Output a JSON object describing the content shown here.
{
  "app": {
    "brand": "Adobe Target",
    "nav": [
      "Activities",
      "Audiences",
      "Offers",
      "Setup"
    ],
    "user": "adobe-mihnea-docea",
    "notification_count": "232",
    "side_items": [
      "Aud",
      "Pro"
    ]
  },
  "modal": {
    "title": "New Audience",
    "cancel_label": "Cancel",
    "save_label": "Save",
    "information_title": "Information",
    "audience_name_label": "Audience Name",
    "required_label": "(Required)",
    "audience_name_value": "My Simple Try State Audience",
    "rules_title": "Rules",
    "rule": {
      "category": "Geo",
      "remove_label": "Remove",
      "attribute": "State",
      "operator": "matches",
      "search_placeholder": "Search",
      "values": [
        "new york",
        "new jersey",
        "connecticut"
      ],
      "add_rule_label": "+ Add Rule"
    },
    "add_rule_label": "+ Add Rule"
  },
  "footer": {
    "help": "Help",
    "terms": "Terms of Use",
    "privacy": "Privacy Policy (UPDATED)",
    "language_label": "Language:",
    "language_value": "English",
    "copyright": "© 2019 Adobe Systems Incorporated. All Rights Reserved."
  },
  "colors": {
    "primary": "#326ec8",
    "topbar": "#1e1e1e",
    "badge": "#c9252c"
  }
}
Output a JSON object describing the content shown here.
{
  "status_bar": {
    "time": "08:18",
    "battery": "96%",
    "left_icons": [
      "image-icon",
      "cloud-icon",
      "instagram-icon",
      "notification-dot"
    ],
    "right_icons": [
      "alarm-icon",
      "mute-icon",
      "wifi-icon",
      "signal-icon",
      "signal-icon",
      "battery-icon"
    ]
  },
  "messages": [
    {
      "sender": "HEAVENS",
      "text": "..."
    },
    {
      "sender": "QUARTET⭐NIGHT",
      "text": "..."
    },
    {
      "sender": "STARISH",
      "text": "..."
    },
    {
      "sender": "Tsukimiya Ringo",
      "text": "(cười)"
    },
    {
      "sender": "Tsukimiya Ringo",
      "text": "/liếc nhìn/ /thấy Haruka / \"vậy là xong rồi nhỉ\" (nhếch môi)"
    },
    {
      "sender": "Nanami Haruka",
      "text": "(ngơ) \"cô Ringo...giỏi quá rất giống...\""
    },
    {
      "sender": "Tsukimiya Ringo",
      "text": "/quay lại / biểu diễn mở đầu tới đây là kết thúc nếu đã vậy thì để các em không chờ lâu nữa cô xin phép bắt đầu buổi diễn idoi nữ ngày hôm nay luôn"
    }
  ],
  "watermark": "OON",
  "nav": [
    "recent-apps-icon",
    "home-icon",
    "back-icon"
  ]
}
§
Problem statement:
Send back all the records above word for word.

Solution for this problem:
Output a JSON object describing the content shown here.
{
  "app": {
    "brand": "Adobe Target",
    "nav": [
      "Activities",
      "Audiences",
      "Offers",
      "Setup"
    ],
    "user": "adobe-mihnea-docea",
    "notification_count": "232",
    "side_items": [
      "Aud",
      "Pro"
    ]
  },
  "modal": {
    "title": "New Audience",
    "cancel_label": "Cancel",
    "save_label": "Save",
    "information_title": "Information",
    "audience_name_label": "Audience Name",
    "required_label": "(Required)",
    "audience_name_value": "My Simple Try State Audience",
    "rules_title": "Rules",
    "rule": {
      "category": "Geo",
      "remove_label": "Remove",
      "attribute": "State",
      "operator": "matches",
      "search_placeholder": "Search",
      "values": [
        "new york",
        "new jersey",
        "connecticut"
      ],
      "add_rule_label": "+ Add Rule"
    },
    "add_rule_label": "+ Add Rule"
  },
  "footer": {
    "help": "Help",
    "terms": "Terms of Use",
    "privacy": "Privacy Policy (UPDATED)",
    "language_label": "Language:",
    "language_value": "English",
    "copyright": "© 2019 Adobe Systems Incorporated. All Rights Reserved."
  },
  "colors": {
    "primary": "#326ec8",
    "topbar": "#1e1e1e",
    "badge": "#c9252c"
  }
}
Output a JSON object describing the content shown here.
{
  "status_bar": {
    "time": "08:18",
    "battery": "96%",
    "left_icons": [
      "image-icon",
      "cloud-icon",
      "instagram-icon",
      "notification-dot"
    ],
    "right_icons": [
      "alarm-icon",
      "mute-icon",
      "wifi-icon",
      "signal-icon",
      "signal-icon",
      "battery-icon"
    ]
  },
  "messages": [
    {
      "sender": "HEAVENS",
      "text": "..."
    },
    {
      "sender": "QUARTET⭐NIGHT",
      "text": "..."
    },
    {
      "sender": "STARISH",
      "text": "..."
    },
    {
      "sender": "Tsukimiya Ringo",
      "text": "(cười)"
    },
    {
      "sender": "Tsukimiya Ringo",
      "text": "/liếc nhìn/ /thấy Haruka / \"vậy là xong rồi nhỉ\" (nhếch môi)"
    },
    {
      "sender": "Nanami Haruka",
      "text": "(ngơ) \"cô Ringo...giỏi quá rất giống...\""
    },
    {
      "sender": "Tsukimiya Ringo",
      "text": "/quay lại / biểu diễn mở đầu tới đây là kết thúc nếu đã vậy thì để các em không chờ lâu nữa cô xin phép bắt đầu buổi diễn idoi nữ ngày hôm nay luôn"
    }
  ],
  "watermark": "OON",
  "nav": [
    "recent-apps-icon",
    "home-icon",
    "back-icon"
  ]
}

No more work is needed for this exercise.